We mix different sources of records, transform streams, work in real-time, try to keep a crowd happy, and use special gear.
The gear we use to mix the records is Apache NiFi. Some of the music (data) streams from Kafka, JMS, file systems, website APIs, and other sources.
Once you get the dance floor moving, you don't want to skip a beat, have a long break of silence, or run a song much faster than the previous song. You have to mix them smoothly together, and there are many variables to account for.
This is exactly like data engineering.
Best Practices for a Good Night of Big Data Dancing
Here are ten practices to help a Big Data DJ ensure good night of big data dancing!
Use one tool to ingest all of your streams (i.e. NiFi as your mixing console).
Use schemas to evolve data as it changes without changing code (NiFi, Schema Registry).
Mix them together and output to one common format (Apache ORC).
Store them for later use (HDFS or S3).
Store a playlist for fast access (HBase).
Audit all your streams in case people don't believe your playlist (NiFi Data Provenance).
Add SQL everywhere (thanks, Apache Calcite). SQL to QueryRecords as they come in so that you can filter and change results.
Since it's ORC, NiFi will give you a quick Hive schema automagically so that you can query with Hive LLAP, Spark SQL, Zeppelin, and all your other crowd favorites (Apache Hive LLAP).
Export the NiFi XML Template (Let's share the magic set!).
Rinse and repeat. Successful night! Let's do it again next Friday.
I took this seriously and actually used NiFi to play some classical songs — not exactly dance floor fillers, but it worked for a meetup.
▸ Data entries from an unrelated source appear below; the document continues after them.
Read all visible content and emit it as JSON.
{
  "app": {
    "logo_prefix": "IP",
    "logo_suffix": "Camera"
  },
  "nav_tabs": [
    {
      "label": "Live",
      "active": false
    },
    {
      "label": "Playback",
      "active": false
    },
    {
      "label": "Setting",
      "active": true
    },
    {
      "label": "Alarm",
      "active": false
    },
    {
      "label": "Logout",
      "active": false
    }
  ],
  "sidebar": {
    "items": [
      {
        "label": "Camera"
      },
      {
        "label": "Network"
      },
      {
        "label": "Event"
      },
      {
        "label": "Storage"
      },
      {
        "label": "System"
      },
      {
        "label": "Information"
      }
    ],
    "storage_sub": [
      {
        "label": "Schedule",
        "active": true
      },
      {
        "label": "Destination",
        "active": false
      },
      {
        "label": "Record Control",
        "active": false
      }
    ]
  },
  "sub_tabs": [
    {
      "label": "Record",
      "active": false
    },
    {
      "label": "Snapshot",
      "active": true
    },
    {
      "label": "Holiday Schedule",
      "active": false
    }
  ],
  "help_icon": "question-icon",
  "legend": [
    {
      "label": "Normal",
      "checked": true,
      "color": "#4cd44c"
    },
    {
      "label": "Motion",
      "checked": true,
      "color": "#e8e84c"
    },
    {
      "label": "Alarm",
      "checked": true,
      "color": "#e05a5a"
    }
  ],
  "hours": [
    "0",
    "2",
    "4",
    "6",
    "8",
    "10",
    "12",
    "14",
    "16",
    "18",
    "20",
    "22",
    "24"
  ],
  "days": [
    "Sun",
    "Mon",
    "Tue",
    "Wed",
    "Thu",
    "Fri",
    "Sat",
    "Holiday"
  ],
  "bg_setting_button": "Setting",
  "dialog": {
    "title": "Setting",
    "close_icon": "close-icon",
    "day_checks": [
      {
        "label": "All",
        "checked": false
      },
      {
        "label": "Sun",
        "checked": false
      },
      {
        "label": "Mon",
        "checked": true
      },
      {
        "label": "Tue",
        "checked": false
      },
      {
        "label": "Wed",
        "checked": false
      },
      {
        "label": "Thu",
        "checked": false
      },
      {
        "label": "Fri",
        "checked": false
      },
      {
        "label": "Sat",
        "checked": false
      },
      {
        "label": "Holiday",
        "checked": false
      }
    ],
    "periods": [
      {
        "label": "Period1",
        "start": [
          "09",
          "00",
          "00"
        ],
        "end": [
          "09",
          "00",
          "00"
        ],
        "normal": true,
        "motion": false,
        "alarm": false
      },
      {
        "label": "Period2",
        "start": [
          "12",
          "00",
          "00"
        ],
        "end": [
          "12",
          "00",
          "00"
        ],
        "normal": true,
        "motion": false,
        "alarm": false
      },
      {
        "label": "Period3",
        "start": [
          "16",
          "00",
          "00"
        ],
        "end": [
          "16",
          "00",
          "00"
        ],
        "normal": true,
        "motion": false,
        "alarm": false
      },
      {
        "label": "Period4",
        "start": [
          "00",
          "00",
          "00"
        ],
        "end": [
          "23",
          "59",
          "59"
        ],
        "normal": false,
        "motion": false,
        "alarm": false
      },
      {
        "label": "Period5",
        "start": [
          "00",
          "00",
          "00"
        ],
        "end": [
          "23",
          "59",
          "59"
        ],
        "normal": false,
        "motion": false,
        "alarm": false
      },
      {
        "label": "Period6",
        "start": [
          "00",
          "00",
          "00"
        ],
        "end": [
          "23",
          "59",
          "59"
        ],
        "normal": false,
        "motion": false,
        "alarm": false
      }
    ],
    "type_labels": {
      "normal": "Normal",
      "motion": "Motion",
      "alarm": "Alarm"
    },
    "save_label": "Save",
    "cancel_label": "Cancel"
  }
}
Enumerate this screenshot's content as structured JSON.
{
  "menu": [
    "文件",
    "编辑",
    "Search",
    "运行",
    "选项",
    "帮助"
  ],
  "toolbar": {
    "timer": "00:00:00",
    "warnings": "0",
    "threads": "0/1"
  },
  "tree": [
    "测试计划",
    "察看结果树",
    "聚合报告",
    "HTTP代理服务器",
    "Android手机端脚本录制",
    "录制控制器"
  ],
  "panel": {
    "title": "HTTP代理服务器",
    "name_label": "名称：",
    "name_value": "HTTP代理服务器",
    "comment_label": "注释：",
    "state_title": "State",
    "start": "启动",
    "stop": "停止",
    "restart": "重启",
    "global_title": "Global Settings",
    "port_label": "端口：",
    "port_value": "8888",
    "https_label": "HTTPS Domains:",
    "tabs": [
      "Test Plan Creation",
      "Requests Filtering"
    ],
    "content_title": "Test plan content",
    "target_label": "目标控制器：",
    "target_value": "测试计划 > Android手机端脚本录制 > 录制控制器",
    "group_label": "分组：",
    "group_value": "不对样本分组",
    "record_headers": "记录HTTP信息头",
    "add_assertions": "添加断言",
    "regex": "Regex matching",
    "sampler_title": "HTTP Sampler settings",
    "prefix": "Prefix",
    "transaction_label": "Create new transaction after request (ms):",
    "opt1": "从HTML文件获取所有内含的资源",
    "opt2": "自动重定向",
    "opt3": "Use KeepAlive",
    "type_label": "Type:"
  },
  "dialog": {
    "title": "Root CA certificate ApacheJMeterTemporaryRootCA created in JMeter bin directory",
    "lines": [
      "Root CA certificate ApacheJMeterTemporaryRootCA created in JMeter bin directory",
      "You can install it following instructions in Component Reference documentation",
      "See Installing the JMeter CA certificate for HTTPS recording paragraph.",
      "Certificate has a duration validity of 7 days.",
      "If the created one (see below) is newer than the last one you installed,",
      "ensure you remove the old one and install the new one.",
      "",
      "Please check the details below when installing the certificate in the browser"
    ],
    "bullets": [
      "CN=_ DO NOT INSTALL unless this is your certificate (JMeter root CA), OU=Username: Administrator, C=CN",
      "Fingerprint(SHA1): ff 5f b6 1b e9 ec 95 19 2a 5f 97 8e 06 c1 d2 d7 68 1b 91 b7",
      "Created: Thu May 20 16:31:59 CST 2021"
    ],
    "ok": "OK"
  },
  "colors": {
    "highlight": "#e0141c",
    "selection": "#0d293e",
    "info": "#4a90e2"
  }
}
Okay, so that's not dance-y enough. I can trigger Sonic Pi to make custom beats!
Now once you are happy with your DJing, you are going to think you can be a music producer. That's when Part 2 on adding Streaming Analytics Manager (SAM) to your set will come in!
Can you dig it?
If you disagree or have another analogy, please comment.